Where I've been/What I've seen
Please excuse the hideous pictures, it was over 100 degrees out and the heat waves were terrible
The Salton Sea; most who know of it think of it as a barren wasteland, a place that once upon time, was a tourist destination. The Salton Sea is the largest body of water in California, funny considering it was formed by accident. Birders everywhere flock to the sea to catch glimpses of Yellow-footed Gulls, and other species seen there found nowhere else in the state. I recently braved the summer heat with several other young birders from the California Young Birders Club, to experience the sea, before it disappears forever.
The day started at four-something in the morning, carpooling with a friend to another friend, who would take all of us to the sea. There we would meet up with several other young birders at Cattle Call Park in Brawley. After crossing the mountainous areas of San Diego, the outdoor thermometer started to climb, starting in the seventies, and climbing to the mid-nineties by the time we arrived at the park. Cattle Call is known to have one of the most reliable Gila Woodpecker populations in the state, and as soon as we left the car, one was found in the palm tree above us. Although not much time was spent in the park, a beautiful male Western Tanager was found, the eccentric yellow seemingly matching perfectly with the bright orange-red of the face, as well as an Abert’s Towhee bouncing around.

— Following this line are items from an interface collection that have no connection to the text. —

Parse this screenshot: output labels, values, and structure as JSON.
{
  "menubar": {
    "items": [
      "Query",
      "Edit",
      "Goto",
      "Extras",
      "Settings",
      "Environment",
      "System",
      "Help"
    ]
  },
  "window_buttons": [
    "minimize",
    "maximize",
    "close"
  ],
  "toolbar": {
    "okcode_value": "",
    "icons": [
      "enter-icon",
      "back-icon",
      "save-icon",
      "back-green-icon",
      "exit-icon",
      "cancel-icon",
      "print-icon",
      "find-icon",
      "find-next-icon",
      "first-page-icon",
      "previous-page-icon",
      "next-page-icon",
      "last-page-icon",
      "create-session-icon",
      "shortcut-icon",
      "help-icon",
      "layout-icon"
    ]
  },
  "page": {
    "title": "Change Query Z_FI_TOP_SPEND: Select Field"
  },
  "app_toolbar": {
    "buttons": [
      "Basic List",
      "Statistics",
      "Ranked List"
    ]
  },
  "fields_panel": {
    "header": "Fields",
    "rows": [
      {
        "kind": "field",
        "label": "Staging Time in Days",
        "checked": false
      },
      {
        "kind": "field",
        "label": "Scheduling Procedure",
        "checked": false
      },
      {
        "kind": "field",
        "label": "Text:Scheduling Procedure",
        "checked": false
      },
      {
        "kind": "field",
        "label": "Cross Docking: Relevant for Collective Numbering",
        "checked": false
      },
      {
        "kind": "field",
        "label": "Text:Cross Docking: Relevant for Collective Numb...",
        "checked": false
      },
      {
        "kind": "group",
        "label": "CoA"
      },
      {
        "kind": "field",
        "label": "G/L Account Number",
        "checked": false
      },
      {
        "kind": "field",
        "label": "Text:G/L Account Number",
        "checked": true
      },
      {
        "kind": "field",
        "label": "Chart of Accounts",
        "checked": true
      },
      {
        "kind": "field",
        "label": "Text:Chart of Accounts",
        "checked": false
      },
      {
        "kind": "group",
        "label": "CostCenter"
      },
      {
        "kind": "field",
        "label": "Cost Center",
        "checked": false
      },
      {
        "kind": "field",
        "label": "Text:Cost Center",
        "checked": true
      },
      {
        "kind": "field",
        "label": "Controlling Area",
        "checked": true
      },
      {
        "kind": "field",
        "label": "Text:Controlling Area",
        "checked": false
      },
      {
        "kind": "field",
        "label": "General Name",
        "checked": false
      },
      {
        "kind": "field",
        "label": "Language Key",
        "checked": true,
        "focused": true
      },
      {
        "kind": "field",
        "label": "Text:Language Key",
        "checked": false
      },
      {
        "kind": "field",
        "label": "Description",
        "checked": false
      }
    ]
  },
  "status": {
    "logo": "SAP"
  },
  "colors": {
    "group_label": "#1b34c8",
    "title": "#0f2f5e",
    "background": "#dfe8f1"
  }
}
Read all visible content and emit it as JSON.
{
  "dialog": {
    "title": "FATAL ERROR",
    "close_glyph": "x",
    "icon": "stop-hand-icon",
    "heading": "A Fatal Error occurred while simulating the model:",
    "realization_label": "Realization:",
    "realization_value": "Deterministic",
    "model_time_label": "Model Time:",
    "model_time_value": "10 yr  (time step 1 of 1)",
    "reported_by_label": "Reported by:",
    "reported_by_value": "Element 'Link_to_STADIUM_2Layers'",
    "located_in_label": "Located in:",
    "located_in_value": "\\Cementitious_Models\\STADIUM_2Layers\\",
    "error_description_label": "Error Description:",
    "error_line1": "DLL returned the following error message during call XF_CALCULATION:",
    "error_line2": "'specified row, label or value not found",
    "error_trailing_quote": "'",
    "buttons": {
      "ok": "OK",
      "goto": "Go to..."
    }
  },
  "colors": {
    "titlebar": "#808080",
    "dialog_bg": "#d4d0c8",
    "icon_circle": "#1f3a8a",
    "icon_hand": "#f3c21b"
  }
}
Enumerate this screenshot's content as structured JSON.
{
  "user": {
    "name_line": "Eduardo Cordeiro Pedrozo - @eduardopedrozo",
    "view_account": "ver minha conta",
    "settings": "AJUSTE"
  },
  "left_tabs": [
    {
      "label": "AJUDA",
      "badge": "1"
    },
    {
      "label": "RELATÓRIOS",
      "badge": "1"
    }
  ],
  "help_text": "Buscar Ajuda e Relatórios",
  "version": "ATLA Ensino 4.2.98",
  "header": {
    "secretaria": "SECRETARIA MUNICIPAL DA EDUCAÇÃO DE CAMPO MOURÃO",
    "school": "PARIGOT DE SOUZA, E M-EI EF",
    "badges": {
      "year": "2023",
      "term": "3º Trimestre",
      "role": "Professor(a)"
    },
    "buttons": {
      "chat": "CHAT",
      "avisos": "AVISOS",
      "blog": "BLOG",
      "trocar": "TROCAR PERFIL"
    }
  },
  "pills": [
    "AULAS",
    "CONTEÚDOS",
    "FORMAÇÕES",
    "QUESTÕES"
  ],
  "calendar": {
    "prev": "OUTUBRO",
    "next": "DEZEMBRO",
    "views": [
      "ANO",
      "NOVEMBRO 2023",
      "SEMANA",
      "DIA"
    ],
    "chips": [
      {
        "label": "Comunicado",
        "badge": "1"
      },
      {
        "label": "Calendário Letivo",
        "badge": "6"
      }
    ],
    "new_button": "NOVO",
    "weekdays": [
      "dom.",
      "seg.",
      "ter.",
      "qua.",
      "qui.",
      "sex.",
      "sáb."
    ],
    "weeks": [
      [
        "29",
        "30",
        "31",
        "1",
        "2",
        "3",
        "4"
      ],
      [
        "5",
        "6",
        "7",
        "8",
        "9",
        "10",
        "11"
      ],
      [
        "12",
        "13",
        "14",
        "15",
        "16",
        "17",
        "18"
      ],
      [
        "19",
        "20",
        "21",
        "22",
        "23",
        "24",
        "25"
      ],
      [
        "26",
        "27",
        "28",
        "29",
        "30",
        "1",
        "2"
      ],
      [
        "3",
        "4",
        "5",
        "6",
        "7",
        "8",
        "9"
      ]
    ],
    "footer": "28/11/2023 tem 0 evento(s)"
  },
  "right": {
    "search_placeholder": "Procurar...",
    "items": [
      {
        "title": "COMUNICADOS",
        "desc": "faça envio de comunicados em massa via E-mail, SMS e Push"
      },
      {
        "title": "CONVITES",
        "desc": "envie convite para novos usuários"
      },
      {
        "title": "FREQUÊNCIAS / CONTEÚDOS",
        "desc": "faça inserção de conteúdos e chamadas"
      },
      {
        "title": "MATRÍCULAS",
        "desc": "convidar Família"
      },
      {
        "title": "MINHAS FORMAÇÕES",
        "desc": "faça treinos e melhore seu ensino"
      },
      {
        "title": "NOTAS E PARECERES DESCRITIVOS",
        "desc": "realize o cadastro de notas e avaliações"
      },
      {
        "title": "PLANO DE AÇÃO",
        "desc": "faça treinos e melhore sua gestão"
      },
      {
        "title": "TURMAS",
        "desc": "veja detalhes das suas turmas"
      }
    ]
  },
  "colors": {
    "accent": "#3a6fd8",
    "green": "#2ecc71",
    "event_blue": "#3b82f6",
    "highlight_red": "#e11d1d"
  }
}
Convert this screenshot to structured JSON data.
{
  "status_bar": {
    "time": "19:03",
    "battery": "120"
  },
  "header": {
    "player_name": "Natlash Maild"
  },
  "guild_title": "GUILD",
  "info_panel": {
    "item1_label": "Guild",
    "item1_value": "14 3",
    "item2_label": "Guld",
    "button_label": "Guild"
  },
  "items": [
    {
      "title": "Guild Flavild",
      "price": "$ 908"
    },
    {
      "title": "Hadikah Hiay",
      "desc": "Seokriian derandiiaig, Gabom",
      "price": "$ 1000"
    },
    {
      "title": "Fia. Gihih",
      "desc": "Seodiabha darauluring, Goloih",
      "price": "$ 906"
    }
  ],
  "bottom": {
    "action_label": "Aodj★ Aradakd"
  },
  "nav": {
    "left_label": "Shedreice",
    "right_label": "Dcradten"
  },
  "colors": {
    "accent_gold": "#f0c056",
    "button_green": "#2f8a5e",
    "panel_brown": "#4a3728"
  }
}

Leaving the visitor center, we decided to pay a visit to Morton Bay, a not truly well-known, and certainly under-birded rarity magnet. Species like Sabine’s Gulls, Roseate Spoonbills, Blue-footed Boobies, frigatebirds, and more have been seen here in the past, but today we had no such luck. Ryan spotted a Neotropic Cormorant here, which was the first of two for the day. The extent of the birds we saw at this location included two new birds for me, the first of many Black Terns in addition to a Least Bittern calling somewhere from the cattails. At this point, the temperature had crept into the hundreds, and thankfully, it was not expected to get much hotter
As we left for a quick bite in Brawley, the group made a stop in a residential area for a reported Bronzed Cowbird. The bird, was most likely avoiding the heat, and as a result, we could not find it. We were just about to leave when the group behind us could not get their car started. They finally could, and we went to a Subway at a Walmart so they could look at the car, while we grabbed lunch.
Turns out the alternator on the car broke, meaning the entire group would cram into two minivans, or we could wait it out. We decided to wait, up until some of the members grew impatient and we decided to sacrifice our comfort for seeing birds. On the way to our next stop, a roadside field yielded birds such as Laughing Gulls, Whimbrel, and White-faced Ibis.
The seawall was not extremely productive, besides the five Yellow-footed Gulls, a Neotropic Cormorant, and an interesting looking white-morph Eared Grebe. “Peeps” were numerous here, but all of them seemed to be Western or Least. We continued to drive along the wall until we came across another field, one with thirty more Yellow-footed Gulls, eight-hundred Black Terns, and numbers ranging in the hundreds for several other birds. These numbers, however, could not be compared to those of ten or more years ago, when the now toxic vat of chemicals known as the Salton Sea attracted the same birds, but in the thousands. It was hard to imagine at the time, five to ten more times the number of birds in this small field.
By now we had reached the hottest part of the day, as well as the last stop. Most of the group was growing tired, and about ready to call it quits. We decided to make our last stop Unit 1 of Sonny Bono, a reliable place for shorebirds and other miscellanea of the Salton Sea. We scanned for a bit, pulling out a Burrowing Owl, and several shorebirds when a life bird flew in, two Wilson’s Phalaropes. After this somewhat surprising bird, the group headed back to the cars and called the day a success.
On the way back we talked with each other, about what we thought the Salton Sea used to be like, what would happen to it, and the effect it would have. We practically came to a consensus. The Salton Sea, in its prime, was the place to go birding on the west coast. Perfectly situated for state rarities, it lays above the Sea of Cortez, and vagrants were ever common. Since water flow was cut off to the sea, it has begun evaporating, the average water depth now being just over nine feet. Because of the evaporation, it has become one of the saltiest bodies of water on the planet, so salty that currently, only one kind of fish can live in it, known as Tilapia. If this continues, even this fish will die, and the sea will become a pit of mixed pesticides and salt, leading to both a conservation nightmare and a biological one as well. If the Salton Sea dries up, there will be no birds for miles around in the deserts of California, and worse, toxic dust clouds will spread up through Palm Springs, reaching the extent of the eastern area of Los Angeles. There’s only one thing that can stop a tragedy like this from happening: to save the sea at any cost.